For the word "left", state how many lines of the records include it, with no other text.

'''

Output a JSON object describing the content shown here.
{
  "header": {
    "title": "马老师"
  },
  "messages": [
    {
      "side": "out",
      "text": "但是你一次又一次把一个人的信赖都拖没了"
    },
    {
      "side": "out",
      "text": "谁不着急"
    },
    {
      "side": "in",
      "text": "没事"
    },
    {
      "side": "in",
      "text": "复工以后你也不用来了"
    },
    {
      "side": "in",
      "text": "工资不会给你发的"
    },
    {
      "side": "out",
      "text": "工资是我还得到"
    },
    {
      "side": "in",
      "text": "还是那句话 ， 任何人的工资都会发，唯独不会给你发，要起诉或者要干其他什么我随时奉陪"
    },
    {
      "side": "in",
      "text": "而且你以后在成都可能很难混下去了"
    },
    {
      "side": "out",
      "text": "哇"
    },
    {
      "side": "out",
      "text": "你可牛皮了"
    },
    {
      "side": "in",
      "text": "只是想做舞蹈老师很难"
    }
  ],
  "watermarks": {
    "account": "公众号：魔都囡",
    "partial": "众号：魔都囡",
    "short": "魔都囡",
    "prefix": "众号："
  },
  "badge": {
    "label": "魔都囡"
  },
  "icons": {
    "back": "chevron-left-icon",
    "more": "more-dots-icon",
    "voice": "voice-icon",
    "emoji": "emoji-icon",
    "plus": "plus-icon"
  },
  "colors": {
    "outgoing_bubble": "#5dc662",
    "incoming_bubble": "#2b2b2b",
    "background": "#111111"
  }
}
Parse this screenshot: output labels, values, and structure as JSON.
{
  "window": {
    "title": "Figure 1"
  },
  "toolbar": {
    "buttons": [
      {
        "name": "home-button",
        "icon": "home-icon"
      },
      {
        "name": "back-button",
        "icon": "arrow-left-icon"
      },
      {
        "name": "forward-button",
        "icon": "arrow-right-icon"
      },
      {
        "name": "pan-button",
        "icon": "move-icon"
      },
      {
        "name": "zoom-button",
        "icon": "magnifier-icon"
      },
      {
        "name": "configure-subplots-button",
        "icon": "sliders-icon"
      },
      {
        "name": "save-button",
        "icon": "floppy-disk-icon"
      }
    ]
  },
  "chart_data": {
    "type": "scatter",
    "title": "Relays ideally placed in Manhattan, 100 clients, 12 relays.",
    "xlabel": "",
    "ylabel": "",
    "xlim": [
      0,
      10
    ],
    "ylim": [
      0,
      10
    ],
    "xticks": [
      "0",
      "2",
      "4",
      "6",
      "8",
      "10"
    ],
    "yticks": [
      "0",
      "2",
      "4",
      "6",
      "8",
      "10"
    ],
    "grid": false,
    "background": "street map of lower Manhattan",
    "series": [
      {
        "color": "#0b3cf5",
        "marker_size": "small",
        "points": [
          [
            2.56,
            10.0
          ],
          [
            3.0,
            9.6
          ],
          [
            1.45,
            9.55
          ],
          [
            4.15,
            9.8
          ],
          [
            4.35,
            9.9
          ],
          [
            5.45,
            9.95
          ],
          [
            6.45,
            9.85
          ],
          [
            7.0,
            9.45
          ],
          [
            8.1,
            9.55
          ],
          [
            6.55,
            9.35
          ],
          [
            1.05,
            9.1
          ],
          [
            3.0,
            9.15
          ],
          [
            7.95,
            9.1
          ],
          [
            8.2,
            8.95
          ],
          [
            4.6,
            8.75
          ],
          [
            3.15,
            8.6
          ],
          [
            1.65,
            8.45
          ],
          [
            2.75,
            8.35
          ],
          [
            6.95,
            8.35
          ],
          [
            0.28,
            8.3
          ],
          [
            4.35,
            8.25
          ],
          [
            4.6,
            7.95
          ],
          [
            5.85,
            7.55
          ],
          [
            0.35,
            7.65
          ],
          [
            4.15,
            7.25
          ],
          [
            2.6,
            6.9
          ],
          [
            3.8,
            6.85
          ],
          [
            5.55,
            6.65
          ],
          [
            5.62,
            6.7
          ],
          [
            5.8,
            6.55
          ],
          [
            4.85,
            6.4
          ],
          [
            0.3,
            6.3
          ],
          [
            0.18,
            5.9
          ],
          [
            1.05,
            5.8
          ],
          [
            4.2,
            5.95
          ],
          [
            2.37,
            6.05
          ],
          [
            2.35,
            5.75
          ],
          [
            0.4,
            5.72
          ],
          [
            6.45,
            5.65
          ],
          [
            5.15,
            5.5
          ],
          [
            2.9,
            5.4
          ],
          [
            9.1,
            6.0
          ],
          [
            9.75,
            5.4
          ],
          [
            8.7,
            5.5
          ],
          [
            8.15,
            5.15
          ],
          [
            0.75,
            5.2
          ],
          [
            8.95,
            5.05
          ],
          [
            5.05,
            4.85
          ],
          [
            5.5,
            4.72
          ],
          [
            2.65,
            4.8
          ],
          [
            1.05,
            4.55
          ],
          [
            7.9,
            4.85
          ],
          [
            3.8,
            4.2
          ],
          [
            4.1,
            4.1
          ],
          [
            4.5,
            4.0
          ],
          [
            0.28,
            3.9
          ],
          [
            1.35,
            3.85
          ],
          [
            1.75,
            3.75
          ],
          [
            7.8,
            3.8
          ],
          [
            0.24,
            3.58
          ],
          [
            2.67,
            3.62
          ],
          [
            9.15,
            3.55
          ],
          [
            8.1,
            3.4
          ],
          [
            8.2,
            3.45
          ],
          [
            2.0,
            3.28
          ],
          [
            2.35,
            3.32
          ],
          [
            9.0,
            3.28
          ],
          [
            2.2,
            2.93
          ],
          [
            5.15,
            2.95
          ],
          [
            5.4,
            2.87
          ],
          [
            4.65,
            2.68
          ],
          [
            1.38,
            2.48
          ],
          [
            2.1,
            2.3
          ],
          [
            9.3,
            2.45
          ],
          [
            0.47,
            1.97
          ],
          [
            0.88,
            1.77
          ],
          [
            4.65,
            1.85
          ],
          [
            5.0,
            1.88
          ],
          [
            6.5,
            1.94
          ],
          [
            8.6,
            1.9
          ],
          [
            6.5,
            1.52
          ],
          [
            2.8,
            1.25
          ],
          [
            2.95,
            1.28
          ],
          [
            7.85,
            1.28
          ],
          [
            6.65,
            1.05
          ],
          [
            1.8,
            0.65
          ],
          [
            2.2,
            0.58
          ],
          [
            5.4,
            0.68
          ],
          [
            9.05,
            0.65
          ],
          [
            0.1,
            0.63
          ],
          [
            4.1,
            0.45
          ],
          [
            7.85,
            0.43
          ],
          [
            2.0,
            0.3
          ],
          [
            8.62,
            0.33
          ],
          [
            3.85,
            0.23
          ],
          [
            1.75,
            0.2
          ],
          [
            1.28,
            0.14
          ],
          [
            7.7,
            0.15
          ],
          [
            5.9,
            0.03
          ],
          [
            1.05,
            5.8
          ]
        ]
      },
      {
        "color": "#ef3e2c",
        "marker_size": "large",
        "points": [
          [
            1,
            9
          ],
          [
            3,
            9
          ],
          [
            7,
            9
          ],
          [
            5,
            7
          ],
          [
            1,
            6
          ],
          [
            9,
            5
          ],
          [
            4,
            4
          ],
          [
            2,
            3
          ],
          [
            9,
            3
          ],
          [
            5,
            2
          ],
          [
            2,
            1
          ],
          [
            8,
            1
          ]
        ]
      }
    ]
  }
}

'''

- _WRITTEN SOLUTION_
2